A listing of workstation attributes to be tested and some of the subtle causative events should include, at least, the items listed in Table 3.
|Table 3. A listing of workstation attributes to be tested and sample causative events.|
All of the tests in Table 3 are best done using standard test protocols and test patterns that are stored in the PACS system. In that way, the users can be assured that the tests are repeatable and relate to the benchmark tests. An apples-to-apples comparison should always be maintained when discussing quality control and maintenance issues.
Many of the tests can be done less frequently than others. Tests of attributes that are subject to drift need to be performed at frequencies derived from the drift rate of each attribute. Tests of attributes that change due to hardware and software configuration, upgrade, replacement, or repair can be performed much less frequently and in many cases only when the triggering event occurs.
The monitor calibration tests need to be the most frequent tests performed, due to the high drift rate of the monitors and the criticality of presenting acceptable quality images to the various users of the PACS.
Data and configuration related checks are less subject to drift but are highly subject to problems induced through human error and connected system perturbations such as SW upgrades and maintenance operations.
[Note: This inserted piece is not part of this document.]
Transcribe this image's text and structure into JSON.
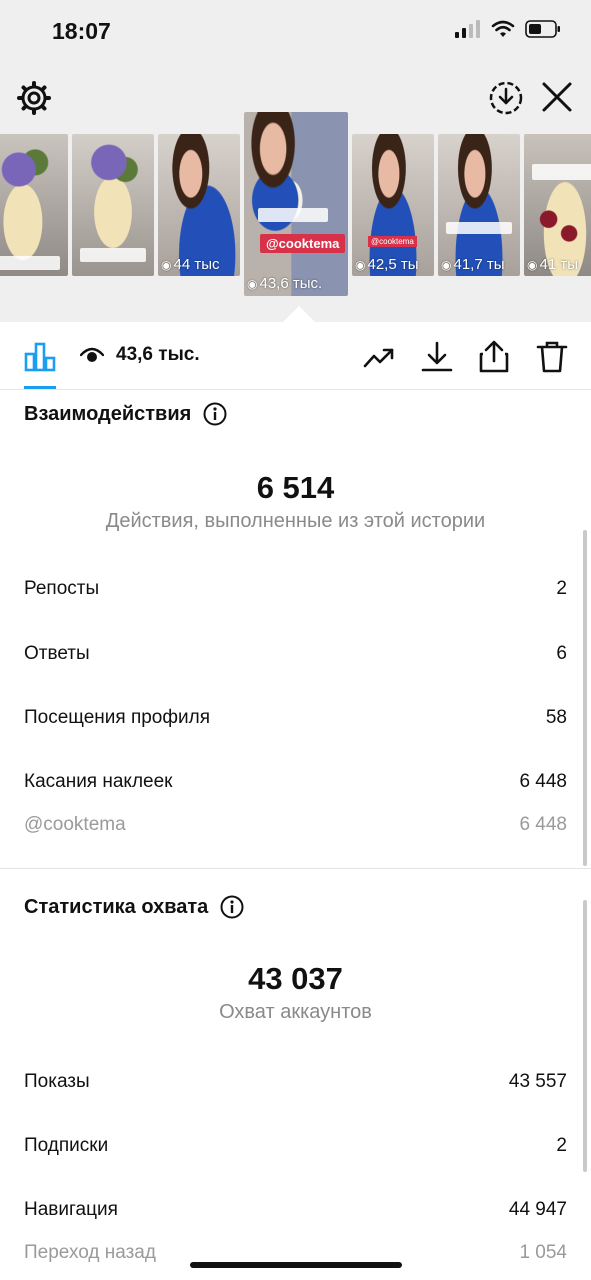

For this reason, the frequency of these checks can be much less than that of monitor calibration checks.
The reengineering of policies and procedures for QC, QA, and maintenance operations must be incorporated into the clinical and business environments. A collaborative program of standards and procedures must be established and shared between the clinical users of PACS and the PACS vendors, and imaging device vendors, information systems vendors, and third-party service providers. The end goal has not changed. Radiology is still charged with the maximization of the quality and accessibility of diagnostic information.
PACS and digital imaging have changed the context of quality control for radiology. PACS system outputs (workstation and printed film) will reflect problems that are actually in all the upstream systems as well as problems in the PACS itself. For this reason the causative effects of PACS problems should become known to the QC and maintenance resources and must be used as the triggers of QC and maintenance services.
The quality control checks being performed need to be standardized and shared between the clinical QC resources and the operators and maintenance resources. Renegotiation of these tasks and resources is part of the process. All parties must come to the table prepared to look toward the future and act for the best interest of the patients.
In QC and maintenance practice, efficiency and effectiveness must be the watchwords. Movement toward more holistic management tools and performance tests that look not only at individual vendors and component performance, but also at the interactive and multidimensional nature of digital imaging, PACS, and medical informatics are needed. The use of thread tests, component tests, and task allocation matrices facilitates this reengineering process.
John Romlein is director of clinical projects for a health care consulting company based in Frederick, Md, (301) 682-3200, firstname.lastname@example.org.